> _TASK DESCRIPTION_
When a record contains an image, skip the image and retype the rest of that record exactly.

══════════

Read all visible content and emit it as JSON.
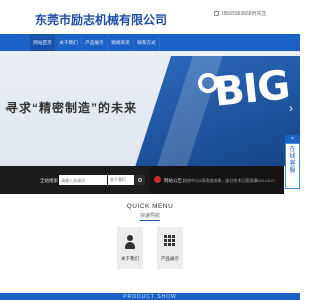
{
  "header": {
    "company_name": "东莞市励志机械有限公司",
    "phone": "18565963668何先生"
  },
  "nav": {
    "items": [
      {
        "label": "网站首页"
      },
      {
        "label": "关于我们"
      },
      {
        "label": "产品展示"
      },
      {
        "label": "微闻资讯"
      },
      {
        "label": "联系方式"
      }
    ]
  },
  "banner": {
    "logo_text": "BIG",
    "slogan": "寻求“精密制造”的未来"
  },
  "search": {
    "label": "全站搜索：",
    "placeholder": "请输入关键词",
    "select_value": "关于我们"
  },
  "news": {
    "label": "网站公告：",
    "headline": "抢修中心5项改造成果，部分技术已获国家...",
    "date": "2024-03-07"
  },
  "side_tab": {
    "close": "×",
    "chars": [
      "在",
      "线",
      "客",
      "服"
    ]
  },
  "quick_menu": {
    "title": "QUICK MENU",
    "subtitle": "快速导航",
    "cards": [
      {
        "label": "关于我们",
        "icon": "person-icon"
      },
      {
        "label": "产品展示",
        "icon": "grid-icon"
      }
    ]
  },
  "footer": {
    "text": "PRODUCT SHOW"
  },
  "colors": {
    "brand_blue": "#1c62c6",
    "dark_bar": "#1c1c1c"
  }
}
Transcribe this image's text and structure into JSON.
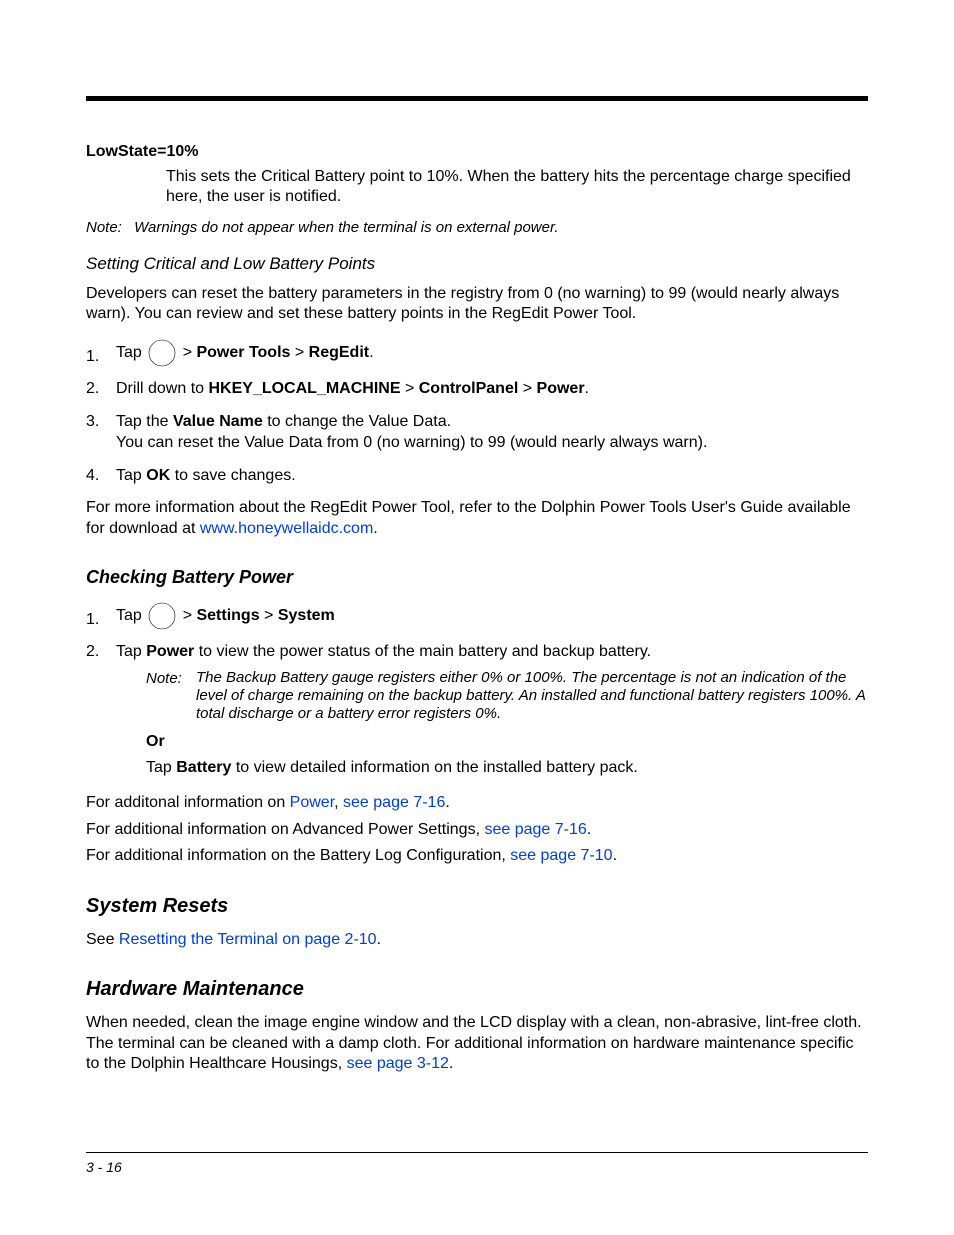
{
  "def": {
    "term": "LowState=10%",
    "body": "This sets the Critical Battery point to 10%. When the battery hits the percentage charge specified here, the user is notified."
  },
  "note1": {
    "label": "Note:",
    "text": "Warnings do not appear when the terminal is on external power."
  },
  "section_setting": {
    "heading": "Setting Critical and Low Battery Points",
    "intro": "Developers can reset the battery parameters in the registry from 0 (no warning) to 99 (would nearly always warn). You can review and set these battery points in the RegEdit Power Tool.",
    "step1": {
      "pre": "Tap ",
      "sep1": " > ",
      "b1": "Power Tools",
      "sep2": " > ",
      "b2": "RegEdit",
      "end": "."
    },
    "step2": {
      "pre": "Drill down to ",
      "b1": "HKEY_LOCAL_MACHINE",
      "sep1": " > ",
      "b2": "ControlPanel",
      "sep2": " > ",
      "b3": "Power",
      "end": "."
    },
    "step3": {
      "pre": "Tap the ",
      "b1": "Value Name",
      "mid": " to change the Value Data.",
      "line2": "You can reset the Value Data from 0 (no warning) to 99 (would nearly always warn)."
    },
    "step4": {
      "pre": "Tap ",
      "b1": "OK",
      "end": " to save changes."
    },
    "more": {
      "pre": "For more information about the RegEdit Power Tool, refer to the Dolphin Power Tools User's Guide available for download at ",
      "link": "www.honeywellaidc.com",
      "end": "."
    }
  },
  "section_checking": {
    "heading": "Checking Battery Power",
    "step1": {
      "pre": "Tap ",
      "sep1": " > ",
      "b1": "Settings",
      "sep2": " > ",
      "b2": "System"
    },
    "step2": {
      "pre": "Tap ",
      "b1": "Power",
      "end": " to view the power status of the main battery and backup battery."
    },
    "note": {
      "label": "Note:",
      "text": "The Backup Battery gauge registers either 0% or 100%. The percentage is not an indication of the level of charge remaining on the backup battery. An installed and functional battery registers 100%. A total discharge or a battery error registers 0%."
    },
    "or": {
      "label": "Or",
      "pre": "Tap ",
      "b1": "Battery",
      "end": " to view detailed information on the installed battery pack."
    },
    "p1": {
      "pre": "For additonal information on ",
      "link1": "Power",
      "mid": ", ",
      "link2": "see page 7-16",
      "end": "."
    },
    "p2": {
      "pre": "For additional information on Advanced Power Settings, ",
      "link": "see page 7-16",
      "end": "."
    },
    "p3": {
      "pre": "For additional information on the Battery Log Configuration, ",
      "link": "see page 7-10",
      "end": "."
    }
  },
  "section_resets": {
    "heading": "System Resets",
    "p": {
      "pre": "See ",
      "link": "Resetting the Terminal on page 2-10",
      "end": "."
    }
  },
  "section_hw": {
    "heading": "Hardware Maintenance",
    "p": {
      "pre": "When needed, clean the image engine window and the LCD display with a clean, non-abrasive, lint-free cloth. The terminal can be cleaned with a damp cloth. For additional information on hardware maintenance specific to the Dolphin Healthcare Housings, ",
      "link": "see page 3-12",
      "end": "."
    }
  },
  "footer": {
    "page": "3 - 16"
  }
}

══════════

> _RESULT_
Read all visible content and emit it as JSON.
{
  "header": {
    "company_name": "东莞市励志机械有限公司",
    "phone": "18565963668何先生"
  },
  "nav": {
    "items": [
      {
        "label": "网站首页"
      },
      {
        "label": "关于我们"
      },
      {
        "label": "产品展示"
      },
      {
        "label": "微闻资讯"
      },
      {
        "label": "联系方式"
      }
    ]
  },
  "banner": {
    "logo_text": "BIG",
    "slogan": "寻求“精密制造”的未来"
  },
  "search": {
    "label": "全站搜索：",
    "placeholder": "请输入关键词",
    "select_value": "关于我们"
  },
  "news": {
    "label": "网站公告：",
    "headline": "抢修中心5项改造成果，部分技术已获国家...",
    "date": "2024-03-07"
  },
  "side_tab": {
    "close": "×",
    "chars": [
      "在",
      "线",
      "客",
      "服"
    ]
  },
  "quick_menu": {
    "title": "QUICK MENU",
    "subtitle": "快速导航",
    "cards": [
      {
        "label": "关于我们",
        "icon": "person-icon"
      },
      {
        "label": "产品展示",
        "icon": "grid-icon"
      }
    ]
  },
  "footer": {
    "text": "PRODUCT SHOW"
  },
  "colors": {
    "brand_blue": "#1c62c6",
    "dark_bar": "#1c1c1c"
  }
}
Transcribe this image's text and structure into JSON.
{
  "def": {
    "term": "LowState=10%",
    "body": "This sets the Critical Battery point to 10%. When the battery hits the percentage charge specified here, the user is notified."
  },
  "note1": {
    "label": "Note:",
    "text": "Warnings do not appear when the terminal is on external power."
  },
  "section_setting": {
    "heading": "Setting Critical and Low Battery Points",
    "intro": "Developers can reset the battery parameters in the registry from 0 (no warning) to 99 (would nearly always warn). You can review and set these battery points in the RegEdit Power Tool.",
    "step1": {
      "pre": "Tap ",
      "sep1": " > ",
      "b1": "Power Tools",
      "sep2": " > ",
      "b2": "RegEdit",
      "end": "."
    },
    "step2": {
      "pre": "Drill down to ",
      "b1": "HKEY_LOCAL_MACHINE",
      "sep1": " > ",
      "b2": "ControlPanel",
      "sep2": " > ",
      "b3": "Power",
      "end": "."
    },
    "step3": {
      "pre": "Tap the ",
      "b1": "Value Name",
      "mid": " to change the Value Data.",
      "line2": "You can reset the Value Data from 0 (no warning) to 99 (would nearly always warn)."
    },
    "step4": {
      "pre": "Tap ",
      "b1": "OK",
      "end": " to save changes."
    },
    "more": {
      "pre": "For more information about the RegEdit Power Tool, refer to the Dolphin Power Tools User's Guide available for download at ",
      "link": "www.honeywellaidc.com",
      "end": "."
    }
  },
  "section_checking": {
    "heading": "Checking Battery Power",
    "step1": {
      "pre": "Tap ",
      "sep1": " > ",
      "b1": "Settings",
      "sep2": " > ",
      "b2": "System"
    },
    "step2": {
      "pre": "Tap ",
      "b1": "Power",
      "end": " to view the power status of the main battery and backup battery."
    },
    "note": {
      "label": "Note:",
      "text": "The Backup Battery gauge registers either 0% or 100%. The percentage is not an indication of the level of charge remaining on the backup battery. An installed and functional battery registers 100%. A total discharge or a battery error registers 0%."
    },
    "or": {
      "label": "Or",
      "pre": "Tap ",
      "b1": "Battery",
      "end": " to view detailed information on the installed battery pack."
    },
    "p1": {
      "pre": "For additonal information on ",
      "link1": "Power",
      "mid": ", ",
      "link2": "see page 7-16",
      "end": "."
    },
    "p2": {
      "pre": "For additional information on Advanced Power Settings, ",
      "link": "see page 7-16",
      "end": "."
    },
    "p3": {
      "pre": "For additional information on the Battery Log Configuration, ",
      "link": "see page 7-10",
      "end": "."
    }
  },
  "section_resets": {
    "heading": "System Resets",
    "p": {
      "pre": "See ",
      "link": "Resetting the Terminal on page 2-10",
      "end": "."
    }
  },
  "section_hw": {
    "heading": "Hardware Maintenance",
    "p": {
      "pre": "When needed, clean the image engine window and the LCD display with a clean, non-abrasive, lint-free cloth. The terminal can be cleaned with a damp cloth. For additional information on hardware maintenance specific to the Dolphin Healthcare Housings, ",
      "link": "see page 3-12",
      "end": "."
    }
  },
  "footer": {
    "page": "3 - 16"
  }
}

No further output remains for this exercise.